St. Cloud Public School Enrollment Dips as Parents Seek Alternatives
The statistics don’t lie. A sizable number of families in the St. Cloud School District have made the decision to remove their K-12 students from the public school system this fall. The St. Cloud Times tallied up the marked decline in enrollment at the start of the school year.
St. Cloud school district has about 4% fewer students in district classrooms this fall compared to last year.
That’s a decrease of about 375 students — for a total of about 9,250 students — in kindergarten through 12th grade and at the district’s alternative sites.
“A big portion of what we’re seeing this year … is significantly COVID-related,” said Amy Skaalerud, executive director of finance and business services, at Wednesday’s school board meeting.
The dramatic reshuffling of student enrollment relates to COVID alright. The public system hemmed and hawed on a reopening plan into August, essentially leaving parents in the lurch. But the local Catholic school system announced a clear-cut goal of returning to in-person learning with a distance learning option under state-COVID guidelines. The parochial system’s president Scott Warzecha told the paper earlier that all eight elementary and high school would be open for learning.
Warzecha said Cathedral High School will be able to have all students attend school in person five days a week and still meet the requirements.
“Just by virtue of our smaller class sizes by design, we’re able to do that hybrid social distancing and still be within our facilities,” he said. “We’re able to accommodate that either in classrooms or by moving larger classrooms into communal spaces.”
The across-the-board decline at all grade levels exceeded the district’s projections. In fact, more than 30 additional students have also made the switch since the start of the new academic year.
The district anticipated a drop of at least 125 students due to enrollment changes during the last school year, including a number of expulsions and not as many students enrolling in the spring due to the pandemic.
Two weeks before school started, the district’s kindergarten enrollment was down about 60 students, likely due to families holding back their child a year or choosing to home school. As of Sept. 28, the district was down about 40 kindergartners.
Kennedy Community School in St. Joseph, which serves grades K-8, had the largest decrease in enrollment — a decline of about 130 students, or more than 15% since last year.
Parents have no obligation to state why they chose to change school systems. But homeschooling and face-to-face learning clearly account for many defections.
While families don’t always report to the district why they are leaving, some families expressed interest in enrolling where they can get full in-person elementary at private schools or other public schools, Skaalerud said.
Sixty-six students also registered for home school that did not home school last year; and some students enrolled in other online school options.
Is the scenario in St. Cloud a local phenomenon?
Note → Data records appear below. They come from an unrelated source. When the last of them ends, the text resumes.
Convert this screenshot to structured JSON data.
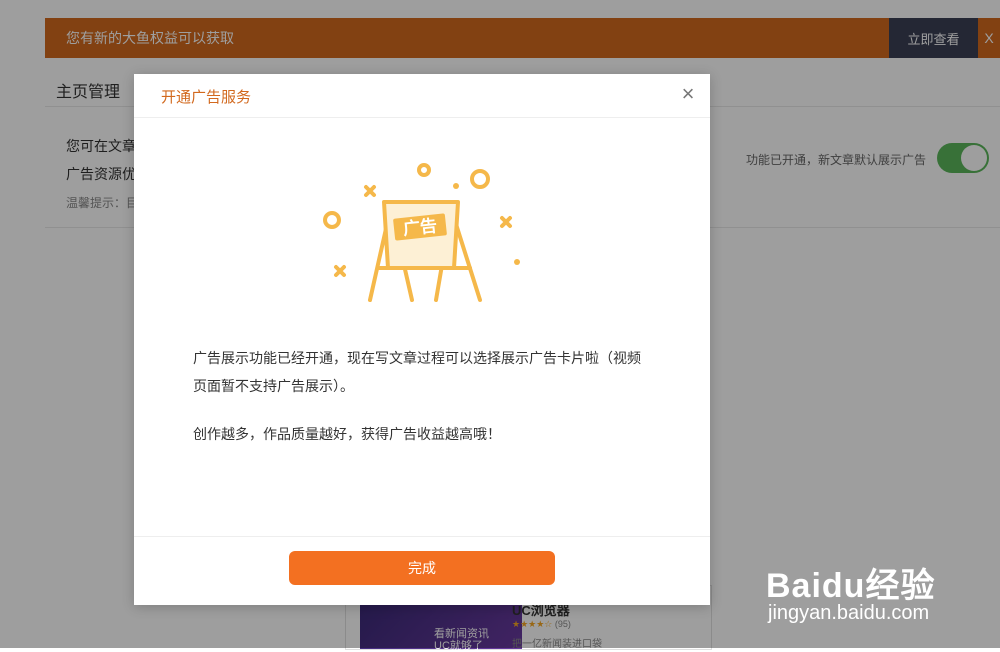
{
  "notice": {
    "text": "您有新的大鱼权益可以获取",
    "button_label": "立即查看",
    "close_label": "X"
  },
  "page": {
    "title": "主页管理",
    "ad_line1": "您可在文章",
    "ad_line2": "广告资源优",
    "tip": "温馨提示：目",
    "status_text": "功能已开通，新文章默认展示广告",
    "toggle_on": true
  },
  "promo": {
    "thumb_caption_line1": "看新闻资讯",
    "thumb_caption_line2": "UC就够了",
    "app_name": "UC浏览器",
    "stars": "★★★★☆",
    "rating": "(95)",
    "desc": "把一亿新闻装进口袋"
  },
  "modal": {
    "title": "开通广告服务",
    "close_label": "×",
    "illustration_label": "广告",
    "paragraph1": "广告展示功能已经开通，现在写文章过程可以选择展示广告卡片啦（视频页面暂不支持广告展示）。",
    "paragraph2": "创作越多，作品质量越好，获得广告收益越高哦！",
    "done_label": "完成"
  },
  "watermark": {
    "logo": "Baidu经验",
    "url": "jingyan.baidu.com"
  },
  "colors": {
    "notice_bg": "#d2691e",
    "accent": "#f37021",
    "illustration": "#f5b84a",
    "toggle_on": "#5bb75b"
  }
}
Or is it the start of a trend already playing out in other school districts across the state as parents of necessity become more hands-on in their children’s learning?